◆ **What to do**
Exactly as they stand, write out all of the entries again.

◆ **Material to process**

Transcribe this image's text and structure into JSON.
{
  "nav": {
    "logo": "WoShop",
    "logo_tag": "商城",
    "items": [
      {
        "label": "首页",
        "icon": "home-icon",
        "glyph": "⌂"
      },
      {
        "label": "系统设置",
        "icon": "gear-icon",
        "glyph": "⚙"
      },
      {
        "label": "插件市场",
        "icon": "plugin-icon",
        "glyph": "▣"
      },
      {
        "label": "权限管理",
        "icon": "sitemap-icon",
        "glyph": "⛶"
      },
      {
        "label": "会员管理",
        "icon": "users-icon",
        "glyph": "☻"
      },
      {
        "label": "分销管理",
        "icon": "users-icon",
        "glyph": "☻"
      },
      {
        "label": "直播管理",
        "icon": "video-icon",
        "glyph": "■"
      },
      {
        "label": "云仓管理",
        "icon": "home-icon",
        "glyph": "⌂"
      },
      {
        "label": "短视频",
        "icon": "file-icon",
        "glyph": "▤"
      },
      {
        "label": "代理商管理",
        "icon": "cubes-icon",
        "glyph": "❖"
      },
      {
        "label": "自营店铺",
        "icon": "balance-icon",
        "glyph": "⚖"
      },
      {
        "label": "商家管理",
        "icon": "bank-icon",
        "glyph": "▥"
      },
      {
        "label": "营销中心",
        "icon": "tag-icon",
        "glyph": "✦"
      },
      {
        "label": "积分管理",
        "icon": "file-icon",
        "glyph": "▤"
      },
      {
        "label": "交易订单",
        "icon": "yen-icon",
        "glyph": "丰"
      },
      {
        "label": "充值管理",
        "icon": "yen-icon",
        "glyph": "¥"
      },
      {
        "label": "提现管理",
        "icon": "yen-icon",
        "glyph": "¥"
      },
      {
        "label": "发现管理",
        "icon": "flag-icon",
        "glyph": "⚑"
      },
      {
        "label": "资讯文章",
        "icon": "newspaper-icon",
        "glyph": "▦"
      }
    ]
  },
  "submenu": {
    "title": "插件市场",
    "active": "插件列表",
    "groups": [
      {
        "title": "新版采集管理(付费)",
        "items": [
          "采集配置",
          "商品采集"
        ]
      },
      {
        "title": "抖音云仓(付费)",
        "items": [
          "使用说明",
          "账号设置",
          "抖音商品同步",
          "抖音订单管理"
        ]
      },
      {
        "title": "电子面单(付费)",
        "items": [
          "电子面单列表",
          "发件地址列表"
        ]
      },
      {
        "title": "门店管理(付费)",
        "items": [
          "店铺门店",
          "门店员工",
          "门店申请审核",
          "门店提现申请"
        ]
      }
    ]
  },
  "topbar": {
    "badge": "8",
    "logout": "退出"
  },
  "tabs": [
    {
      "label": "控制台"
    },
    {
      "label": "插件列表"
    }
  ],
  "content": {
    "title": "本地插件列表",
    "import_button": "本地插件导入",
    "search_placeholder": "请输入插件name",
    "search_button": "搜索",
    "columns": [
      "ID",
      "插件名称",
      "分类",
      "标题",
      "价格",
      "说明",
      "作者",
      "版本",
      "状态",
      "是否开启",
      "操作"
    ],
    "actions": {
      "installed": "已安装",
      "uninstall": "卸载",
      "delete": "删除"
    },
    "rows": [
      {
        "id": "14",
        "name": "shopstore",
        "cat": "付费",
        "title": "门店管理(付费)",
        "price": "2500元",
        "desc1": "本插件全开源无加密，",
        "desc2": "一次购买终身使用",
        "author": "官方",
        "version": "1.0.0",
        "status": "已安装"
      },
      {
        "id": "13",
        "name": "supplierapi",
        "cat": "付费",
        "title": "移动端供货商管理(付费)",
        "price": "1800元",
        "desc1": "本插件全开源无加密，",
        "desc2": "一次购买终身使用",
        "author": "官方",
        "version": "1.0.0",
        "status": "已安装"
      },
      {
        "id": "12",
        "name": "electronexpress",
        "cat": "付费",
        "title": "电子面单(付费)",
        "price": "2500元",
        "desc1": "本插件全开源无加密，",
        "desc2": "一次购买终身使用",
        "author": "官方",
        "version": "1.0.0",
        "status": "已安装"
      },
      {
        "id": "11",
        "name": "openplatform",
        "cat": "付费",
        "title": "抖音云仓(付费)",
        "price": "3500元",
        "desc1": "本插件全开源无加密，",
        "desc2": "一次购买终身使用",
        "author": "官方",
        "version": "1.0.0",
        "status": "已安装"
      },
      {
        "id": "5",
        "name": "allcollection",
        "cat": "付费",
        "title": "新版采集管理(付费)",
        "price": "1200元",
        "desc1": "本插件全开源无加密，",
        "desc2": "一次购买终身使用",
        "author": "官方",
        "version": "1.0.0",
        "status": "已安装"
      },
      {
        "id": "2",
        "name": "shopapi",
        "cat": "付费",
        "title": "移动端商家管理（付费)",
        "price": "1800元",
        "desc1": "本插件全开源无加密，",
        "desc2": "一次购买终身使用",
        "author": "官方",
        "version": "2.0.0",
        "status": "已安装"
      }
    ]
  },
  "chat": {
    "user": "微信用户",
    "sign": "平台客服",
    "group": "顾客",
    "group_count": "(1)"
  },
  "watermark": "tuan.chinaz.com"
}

◆ **Solution to the exercise**
Transcribe this image's text and structure into JSON.
{
  "nav": {
    "logo": "WoShop",
    "logo_tag": "商城",
    "items": [
      {
        "label": "首页",
        "icon": "home-icon",
        "glyph": "⌂"
      },
      {
        "label": "系统设置",
        "icon": "gear-icon",
        "glyph": "⚙"
      },
      {
        "label": "插件市场",
        "icon": "plugin-icon",
        "glyph": "▣"
      },
      {
        "label": "权限管理",
        "icon": "sitemap-icon",
        "glyph": "⛶"
      },
      {
        "label": "会员管理",
        "icon": "users-icon",
        "glyph": "☻"
      },
      {
        "label": "分销管理",
        "icon": "users-icon",
        "glyph": "☻"
      },
      {
        "label": "直播管理",
        "icon": "video-icon",
        "glyph": "■"
      },
      {
        "label": "云仓管理",
        "icon": "home-icon",
        "glyph": "⌂"
      },
      {
        "label": "短视频",
        "icon": "file-icon",
        "glyph": "▤"
      },
      {
        "label": "代理商管理",
        "icon": "cubes-icon",
        "glyph": "❖"
      },
      {
        "label": "自营店铺",
        "icon": "balance-icon",
        "glyph": "⚖"
      },
      {
        "label": "商家管理",
        "icon": "bank-icon",
        "glyph": "▥"
      },
      {
        "label": "营销中心",
        "icon": "tag-icon",
        "glyph": "✦"
      },
      {
        "label": "积分管理",
        "icon": "file-icon",
        "glyph": "▤"
      },
      {
        "label": "交易订单",
        "icon": "yen-icon",
        "glyph": "丰"
      },
      {
        "label": "充值管理",
        "icon": "yen-icon",
        "glyph": "¥"
      },
      {
        "label": "提现管理",
        "icon": "yen-icon",
        "glyph": "¥"
      },
      {
        "label": "发现管理",
        "icon": "flag-icon",
        "glyph": "⚑"
      },
      {
        "label": "资讯文章",
        "icon": "newspaper-icon",
        "glyph": "▦"
      }
    ]
  },
  "submenu": {
    "title": "插件市场",
    "active": "插件列表",
    "groups": [
      {
        "title": "新版采集管理(付费)",
        "items": [
          "采集配置",
          "商品采集"
        ]
      },
      {
        "title": "抖音云仓(付费)",
        "items": [
          "使用说明",
          "账号设置",
          "抖音商品同步",
          "抖音订单管理"
        ]
      },
      {
        "title": "电子面单(付费)",
        "items": [
          "电子面单列表",
          "发件地址列表"
        ]
      },
      {
        "title": "门店管理(付费)",
        "items": [
          "店铺门店",
          "门店员工",
          "门店申请审核",
          "门店提现申请"
        ]
      }
    ]
  },
  "topbar": {
    "badge": "8",
    "logout": "退出"
  },
  "tabs": [
    {
      "label": "控制台"
    },
    {
      "label": "插件列表"
    }
  ],
  "content": {
    "title": "本地插件列表",
    "import_button": "本地插件导入",
    "search_placeholder": "请输入插件name",
    "search_button": "搜索",
    "columns": [
      "ID",
      "插件名称",
      "分类",
      "标题",
      "价格",
      "说明",
      "作者",
      "版本",
      "状态",
      "是否开启",
      "操作"
    ],
    "actions": {
      "installed": "已安装",
      "uninstall": "卸载",
      "delete": "删除"
    },
    "rows": [
      {
        "id": "14",
        "name": "shopstore",
        "cat": "付费",
        "title": "门店管理(付费)",
        "price": "2500元",
        "desc1": "本插件全开源无加密，",
        "desc2": "一次购买终身使用",
        "author": "官方",
        "version": "1.0.0",
        "status": "已安装"
      },
      {
        "id": "13",
        "name": "supplierapi",
        "cat": "付费",
        "title": "移动端供货商管理(付费)",
        "price": "1800元",
        "desc1": "本插件全开源无加密，",
        "desc2": "一次购买终身使用",
        "author": "官方",
        "version": "1.0.0",
        "status": "已安装"
      },
      {
        "id": "12",
        "name": "electronexpress",
        "cat": "付费",
        "title": "电子面单(付费)",
        "price": "2500元",
        "desc1": "本插件全开源无加密，",
        "desc2": "一次购买终身使用",
        "author": "官方",
        "version": "1.0.0",
        "status": "已安装"
      },
      {
        "id": "11",
        "name": "openplatform",
        "cat": "付费",
        "title": "抖音云仓(付费)",
        "price": "3500元",
        "desc1": "本插件全开源无加密，",
        "desc2": "一次购买终身使用",
        "author": "官方",
        "version": "1.0.0",
        "status": "已安装"
      },
      {
        "id": "5",
        "name": "allcollection",
        "cat": "付费",
        "title": "新版采集管理(付费)",
        "price": "1200元",
        "desc1": "本插件全开源无加密，",
        "desc2": "一次购买终身使用",
        "author": "官方",
        "version": "1.0.0",
        "status": "已安装"
      },
      {
        "id": "2",
        "name": "shopapi",
        "cat": "付费",
        "title": "移动端商家管理（付费)",
        "price": "1800元",
        "desc1": "本插件全开源无加密，",
        "desc2": "一次购买终身使用",
        "author": "官方",
        "version": "2.0.0",
        "status": "已安装"
      }
    ]
  },
  "chat": {
    "user": "微信用户",
    "sign": "平台客服",
    "group": "顾客",
    "group_count": "(1)"
  },
  "watermark": "tuan.chinaz.com"
}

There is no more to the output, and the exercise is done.